That is certainly an interesting question! And yes, your reason that we "catch up" with the light is indeed one of the oddities that can only be resolved if time slows down.
This is how it happens:
The speed of light is always a constant to any observer, and let's call it c. What's so significant about that? It is actually very odd. Imagine a person, say Mary, in a rocket moving at v meters/second. She is holding a flashlight pointed to the front, and she turns it on. So to Mary, light rushes off away from her at a staggering speed c. This makes sense, because to Mary, light has to travel at speed c. Now imagine that John is standing still and looking at Mary's flashlight. According to John, the light does not rush of at a speed of (c + v)meters/second, but just c!
Something must be wrong – a ball thrown forward by a passenger in a car must move faster than one thrown by a stationary guy because the car is moving. But light does not behave like ordinary objects. According to both Mary and John, light travels at speed c, no more and no less.
So how does the fact that time slows down come into the picture? According to Einstein's Theory of Relativity, it turns out that both time intervals and distances depend on the motions of the observer. To John, Mary's spaceship is shorter (in its direction of movement) and Mary's watch ticks slower, i.e. her time passes at a slower rate. Interestingly, to Mary, John's "distances" are also shorter and his watch also ticks slower. This is because of the fact that both Mary and John's points of view are equivalent – both are moving relative to the other, and no point of view is more "special" than the other. After accounting for these effects of what we call time dilation and length contraction, light moves at the same speed for both observers. This video

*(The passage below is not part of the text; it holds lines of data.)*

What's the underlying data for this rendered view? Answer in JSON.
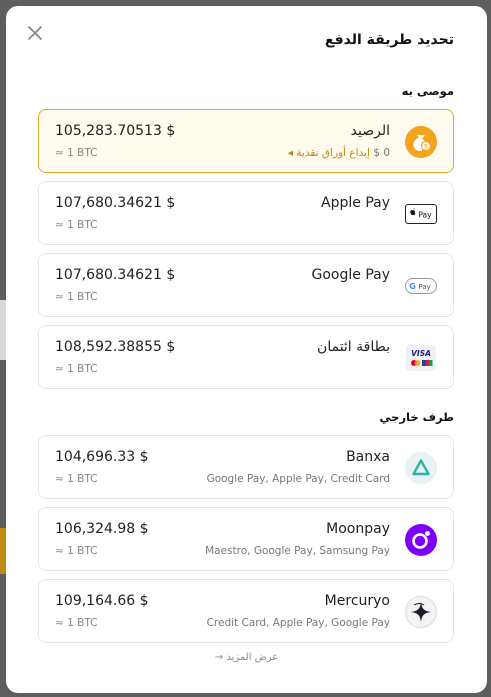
{
  "modal": {
    "title": "تحديد طريقة الدفع"
  },
  "sections": {
    "recommended": "موصى به",
    "external": "طرف خارجي"
  },
  "recommended": [
    {
      "name": "الرصيد",
      "amount": "105,283.70513 $",
      "btc": "≈ 1 BTC",
      "sub_value": "0 $",
      "sub_action": "إيداع أوراق نقدية ◂",
      "icon": "money-bag-icon",
      "selected": true
    },
    {
      "name": "Apple Pay",
      "amount": "107,680.34621 $",
      "btc": "≈ 1 BTC",
      "icon": "apple-pay-icon"
    },
    {
      "name": "Google Pay",
      "amount": "107,680.34621 $",
      "btc": "≈ 1 BTC",
      "icon": "google-pay-icon"
    },
    {
      "name": "بطاقة ائتمان",
      "amount": "108,592.38855 $",
      "btc": "≈ 1 BTC",
      "icon": "credit-card-icon"
    }
  ],
  "external": [
    {
      "name": "Banxa",
      "amount": "104,696.33 $",
      "btc": "≈ 1 BTC",
      "methods": "Google Pay, Apple Pay, Credit Card",
      "icon": "banxa-logo-icon"
    },
    {
      "name": "Moonpay",
      "amount": "106,324.98 $",
      "btc": "≈ 1 BTC",
      "methods": "...rd, Maestro, Google Pay, Samsung Pay",
      "icon": "moonpay-logo-icon"
    },
    {
      "name": "Mercuryo",
      "amount": "109,164.66 $",
      "btc": "≈ 1 BTC",
      "methods": "...PA, Credit Card, Apple Pay, Google Pay",
      "icon": "mercuryo-logo-icon"
    }
  ],
  "show_more": "عرض المزيد →",
  "colors": {
    "accent": "#f2a41c",
    "selected_border": "#e3aa2c",
    "moonpay": "#7d00ff",
    "banxa": "#2bb4a8"
  }
}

demonstrates the concept neatly.
Hope this helps!
(published on 12/16/2010)